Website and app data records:
● ● ● ● ●

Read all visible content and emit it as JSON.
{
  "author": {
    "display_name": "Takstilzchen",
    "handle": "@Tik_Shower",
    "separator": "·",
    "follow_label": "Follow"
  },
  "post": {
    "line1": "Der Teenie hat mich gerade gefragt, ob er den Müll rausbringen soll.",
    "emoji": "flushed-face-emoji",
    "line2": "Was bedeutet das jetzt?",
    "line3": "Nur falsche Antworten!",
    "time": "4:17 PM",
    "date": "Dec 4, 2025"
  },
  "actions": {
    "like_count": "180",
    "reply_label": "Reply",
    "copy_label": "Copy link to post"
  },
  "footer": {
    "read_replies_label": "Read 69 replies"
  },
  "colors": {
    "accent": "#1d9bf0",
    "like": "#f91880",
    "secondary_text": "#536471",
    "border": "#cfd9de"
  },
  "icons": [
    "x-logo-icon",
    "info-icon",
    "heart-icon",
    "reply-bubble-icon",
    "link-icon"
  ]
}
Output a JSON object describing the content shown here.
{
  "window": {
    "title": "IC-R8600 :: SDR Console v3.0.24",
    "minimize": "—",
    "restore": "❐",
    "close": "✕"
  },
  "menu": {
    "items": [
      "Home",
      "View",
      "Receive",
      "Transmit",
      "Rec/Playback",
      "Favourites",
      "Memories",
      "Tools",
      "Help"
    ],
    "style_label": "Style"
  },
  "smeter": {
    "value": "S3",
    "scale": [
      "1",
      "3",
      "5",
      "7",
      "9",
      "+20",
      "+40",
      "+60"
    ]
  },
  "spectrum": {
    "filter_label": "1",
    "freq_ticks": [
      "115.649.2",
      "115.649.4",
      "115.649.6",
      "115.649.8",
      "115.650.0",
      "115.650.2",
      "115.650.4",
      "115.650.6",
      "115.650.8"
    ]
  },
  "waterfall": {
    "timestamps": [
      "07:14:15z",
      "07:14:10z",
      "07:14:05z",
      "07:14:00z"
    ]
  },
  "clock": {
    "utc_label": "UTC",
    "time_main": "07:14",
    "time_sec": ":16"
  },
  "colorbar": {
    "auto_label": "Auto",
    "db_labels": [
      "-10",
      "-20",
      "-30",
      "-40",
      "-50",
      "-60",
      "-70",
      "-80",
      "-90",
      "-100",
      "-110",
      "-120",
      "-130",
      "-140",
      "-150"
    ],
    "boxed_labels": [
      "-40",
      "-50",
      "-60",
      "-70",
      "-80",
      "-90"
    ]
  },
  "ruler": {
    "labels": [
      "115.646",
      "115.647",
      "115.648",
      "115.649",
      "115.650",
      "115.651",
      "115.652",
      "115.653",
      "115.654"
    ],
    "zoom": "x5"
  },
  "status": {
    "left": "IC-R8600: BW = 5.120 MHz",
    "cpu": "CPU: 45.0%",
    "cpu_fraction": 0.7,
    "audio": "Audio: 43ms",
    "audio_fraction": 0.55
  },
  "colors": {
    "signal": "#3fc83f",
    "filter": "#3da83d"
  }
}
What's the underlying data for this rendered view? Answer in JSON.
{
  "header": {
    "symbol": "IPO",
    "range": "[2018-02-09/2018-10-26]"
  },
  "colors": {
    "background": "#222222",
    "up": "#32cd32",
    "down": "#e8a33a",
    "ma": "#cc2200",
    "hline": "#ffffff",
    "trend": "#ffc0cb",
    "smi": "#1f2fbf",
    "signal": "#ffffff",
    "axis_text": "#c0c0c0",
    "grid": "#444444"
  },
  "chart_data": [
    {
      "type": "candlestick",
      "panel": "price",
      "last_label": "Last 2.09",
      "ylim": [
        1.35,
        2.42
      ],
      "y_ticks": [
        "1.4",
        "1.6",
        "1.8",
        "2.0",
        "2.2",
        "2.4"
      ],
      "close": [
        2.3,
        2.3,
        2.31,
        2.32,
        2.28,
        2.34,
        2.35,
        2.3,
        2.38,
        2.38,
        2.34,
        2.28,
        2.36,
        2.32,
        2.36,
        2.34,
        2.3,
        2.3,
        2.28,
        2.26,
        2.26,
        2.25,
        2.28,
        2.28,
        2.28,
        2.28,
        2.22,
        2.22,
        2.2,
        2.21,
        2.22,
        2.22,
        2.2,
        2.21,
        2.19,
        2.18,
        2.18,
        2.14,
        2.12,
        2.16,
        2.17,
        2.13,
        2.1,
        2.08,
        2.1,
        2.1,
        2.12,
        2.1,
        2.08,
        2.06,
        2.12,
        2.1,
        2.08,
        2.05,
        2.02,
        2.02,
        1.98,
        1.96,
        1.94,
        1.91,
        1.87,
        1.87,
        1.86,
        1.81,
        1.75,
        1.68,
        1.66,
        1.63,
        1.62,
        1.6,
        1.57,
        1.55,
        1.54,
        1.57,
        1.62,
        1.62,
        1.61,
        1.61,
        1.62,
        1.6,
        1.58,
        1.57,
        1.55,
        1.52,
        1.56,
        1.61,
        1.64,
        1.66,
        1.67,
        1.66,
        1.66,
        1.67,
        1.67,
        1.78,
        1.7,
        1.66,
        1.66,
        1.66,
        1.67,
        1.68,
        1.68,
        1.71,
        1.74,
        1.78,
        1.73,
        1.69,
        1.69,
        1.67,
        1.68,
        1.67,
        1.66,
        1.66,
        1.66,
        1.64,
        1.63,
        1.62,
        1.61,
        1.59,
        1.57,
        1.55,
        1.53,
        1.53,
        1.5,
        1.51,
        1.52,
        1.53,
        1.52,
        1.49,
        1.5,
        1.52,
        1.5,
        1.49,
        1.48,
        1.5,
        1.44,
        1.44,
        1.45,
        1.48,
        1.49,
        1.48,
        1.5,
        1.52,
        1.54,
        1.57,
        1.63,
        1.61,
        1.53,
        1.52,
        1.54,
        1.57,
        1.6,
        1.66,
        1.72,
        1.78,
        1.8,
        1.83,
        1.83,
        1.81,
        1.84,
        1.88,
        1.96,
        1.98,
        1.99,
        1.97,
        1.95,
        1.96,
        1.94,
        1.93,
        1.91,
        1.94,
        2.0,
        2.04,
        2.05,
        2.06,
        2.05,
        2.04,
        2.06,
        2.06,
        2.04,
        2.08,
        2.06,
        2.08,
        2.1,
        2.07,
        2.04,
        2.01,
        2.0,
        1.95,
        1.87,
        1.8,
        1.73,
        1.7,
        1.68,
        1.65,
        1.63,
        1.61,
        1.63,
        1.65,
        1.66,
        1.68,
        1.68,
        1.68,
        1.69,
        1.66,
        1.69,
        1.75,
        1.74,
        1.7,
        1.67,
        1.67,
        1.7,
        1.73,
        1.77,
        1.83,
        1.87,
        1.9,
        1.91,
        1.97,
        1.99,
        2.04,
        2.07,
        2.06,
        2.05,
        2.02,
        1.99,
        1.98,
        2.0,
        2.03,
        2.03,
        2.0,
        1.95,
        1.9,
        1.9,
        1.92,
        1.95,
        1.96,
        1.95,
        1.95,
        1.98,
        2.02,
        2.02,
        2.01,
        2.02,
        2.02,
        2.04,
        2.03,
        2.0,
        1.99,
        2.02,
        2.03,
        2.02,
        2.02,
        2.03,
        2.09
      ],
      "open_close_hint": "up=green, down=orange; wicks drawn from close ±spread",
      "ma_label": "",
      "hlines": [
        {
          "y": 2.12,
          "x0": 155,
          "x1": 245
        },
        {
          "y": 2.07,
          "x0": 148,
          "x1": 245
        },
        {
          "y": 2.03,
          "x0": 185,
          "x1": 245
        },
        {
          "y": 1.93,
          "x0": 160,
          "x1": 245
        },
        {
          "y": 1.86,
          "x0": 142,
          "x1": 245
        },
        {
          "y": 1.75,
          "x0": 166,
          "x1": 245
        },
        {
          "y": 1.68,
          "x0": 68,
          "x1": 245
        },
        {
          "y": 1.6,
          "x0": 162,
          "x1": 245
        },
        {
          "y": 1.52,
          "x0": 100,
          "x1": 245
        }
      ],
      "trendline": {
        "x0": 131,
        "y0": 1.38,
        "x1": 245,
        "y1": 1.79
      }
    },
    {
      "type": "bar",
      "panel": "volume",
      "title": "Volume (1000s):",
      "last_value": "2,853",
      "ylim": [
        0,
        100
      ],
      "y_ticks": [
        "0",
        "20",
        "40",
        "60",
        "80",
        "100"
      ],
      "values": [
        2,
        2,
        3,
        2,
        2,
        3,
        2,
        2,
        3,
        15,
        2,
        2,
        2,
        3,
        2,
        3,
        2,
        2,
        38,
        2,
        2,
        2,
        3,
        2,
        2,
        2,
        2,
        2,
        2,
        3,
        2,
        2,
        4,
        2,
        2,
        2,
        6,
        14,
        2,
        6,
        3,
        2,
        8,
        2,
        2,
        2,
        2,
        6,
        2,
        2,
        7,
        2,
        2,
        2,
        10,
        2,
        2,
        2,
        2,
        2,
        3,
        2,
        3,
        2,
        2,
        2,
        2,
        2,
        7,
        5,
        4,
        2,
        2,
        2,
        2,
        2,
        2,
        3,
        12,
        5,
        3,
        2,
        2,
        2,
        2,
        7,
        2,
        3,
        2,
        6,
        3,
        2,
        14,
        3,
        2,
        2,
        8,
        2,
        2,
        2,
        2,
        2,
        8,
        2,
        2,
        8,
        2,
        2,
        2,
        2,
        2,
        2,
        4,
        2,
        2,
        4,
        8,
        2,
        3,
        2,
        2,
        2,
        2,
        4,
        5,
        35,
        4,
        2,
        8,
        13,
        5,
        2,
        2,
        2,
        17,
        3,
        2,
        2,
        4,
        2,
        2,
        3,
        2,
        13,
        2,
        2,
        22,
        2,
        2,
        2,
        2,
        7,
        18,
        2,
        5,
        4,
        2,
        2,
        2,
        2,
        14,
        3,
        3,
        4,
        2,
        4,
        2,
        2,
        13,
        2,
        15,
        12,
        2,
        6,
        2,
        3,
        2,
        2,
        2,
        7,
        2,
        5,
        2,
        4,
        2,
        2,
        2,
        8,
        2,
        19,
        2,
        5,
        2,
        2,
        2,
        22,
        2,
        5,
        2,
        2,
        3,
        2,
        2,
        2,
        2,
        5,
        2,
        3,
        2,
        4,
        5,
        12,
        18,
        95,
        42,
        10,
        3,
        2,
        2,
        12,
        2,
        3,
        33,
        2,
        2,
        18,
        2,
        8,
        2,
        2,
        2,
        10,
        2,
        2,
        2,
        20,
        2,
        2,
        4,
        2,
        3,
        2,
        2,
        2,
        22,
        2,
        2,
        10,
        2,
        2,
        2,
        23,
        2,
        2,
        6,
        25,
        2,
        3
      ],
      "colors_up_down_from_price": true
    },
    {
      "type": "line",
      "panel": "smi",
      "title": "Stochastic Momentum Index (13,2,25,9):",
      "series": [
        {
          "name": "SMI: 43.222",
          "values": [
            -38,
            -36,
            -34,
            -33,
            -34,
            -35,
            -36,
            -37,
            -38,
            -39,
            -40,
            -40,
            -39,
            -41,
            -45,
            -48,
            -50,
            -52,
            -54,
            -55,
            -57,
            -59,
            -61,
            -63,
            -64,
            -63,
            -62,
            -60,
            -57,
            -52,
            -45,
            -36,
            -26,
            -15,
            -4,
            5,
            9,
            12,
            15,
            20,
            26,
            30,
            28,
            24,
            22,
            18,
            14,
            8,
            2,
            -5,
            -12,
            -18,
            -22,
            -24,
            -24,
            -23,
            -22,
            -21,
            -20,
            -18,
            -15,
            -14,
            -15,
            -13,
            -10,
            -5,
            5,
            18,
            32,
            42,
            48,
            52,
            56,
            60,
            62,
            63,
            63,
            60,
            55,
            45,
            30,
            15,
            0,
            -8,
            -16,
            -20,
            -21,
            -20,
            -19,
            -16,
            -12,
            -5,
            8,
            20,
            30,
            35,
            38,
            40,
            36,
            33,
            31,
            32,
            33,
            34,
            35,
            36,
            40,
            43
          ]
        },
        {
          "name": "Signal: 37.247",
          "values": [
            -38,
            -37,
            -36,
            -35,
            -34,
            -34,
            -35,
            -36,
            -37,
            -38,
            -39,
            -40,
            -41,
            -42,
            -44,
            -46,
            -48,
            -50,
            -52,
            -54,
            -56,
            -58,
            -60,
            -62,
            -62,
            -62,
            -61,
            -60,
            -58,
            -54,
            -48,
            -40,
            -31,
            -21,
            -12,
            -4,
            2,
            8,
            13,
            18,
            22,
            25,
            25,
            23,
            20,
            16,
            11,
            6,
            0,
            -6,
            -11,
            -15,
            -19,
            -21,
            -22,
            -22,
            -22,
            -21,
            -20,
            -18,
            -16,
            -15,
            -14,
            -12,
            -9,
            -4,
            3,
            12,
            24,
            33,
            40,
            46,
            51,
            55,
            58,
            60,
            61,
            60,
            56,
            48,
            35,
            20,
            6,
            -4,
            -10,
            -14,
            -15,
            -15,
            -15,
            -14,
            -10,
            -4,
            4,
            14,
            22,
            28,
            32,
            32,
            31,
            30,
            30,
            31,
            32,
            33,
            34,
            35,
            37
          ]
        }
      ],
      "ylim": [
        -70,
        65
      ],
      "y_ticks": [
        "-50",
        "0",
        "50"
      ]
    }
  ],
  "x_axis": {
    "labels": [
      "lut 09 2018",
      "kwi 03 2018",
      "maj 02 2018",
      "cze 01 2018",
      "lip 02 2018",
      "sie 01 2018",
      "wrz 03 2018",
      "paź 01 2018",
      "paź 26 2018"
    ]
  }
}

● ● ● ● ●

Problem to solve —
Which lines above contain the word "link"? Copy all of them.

Task result —
    "copy_label": "Copy link to post"
    "link-icon"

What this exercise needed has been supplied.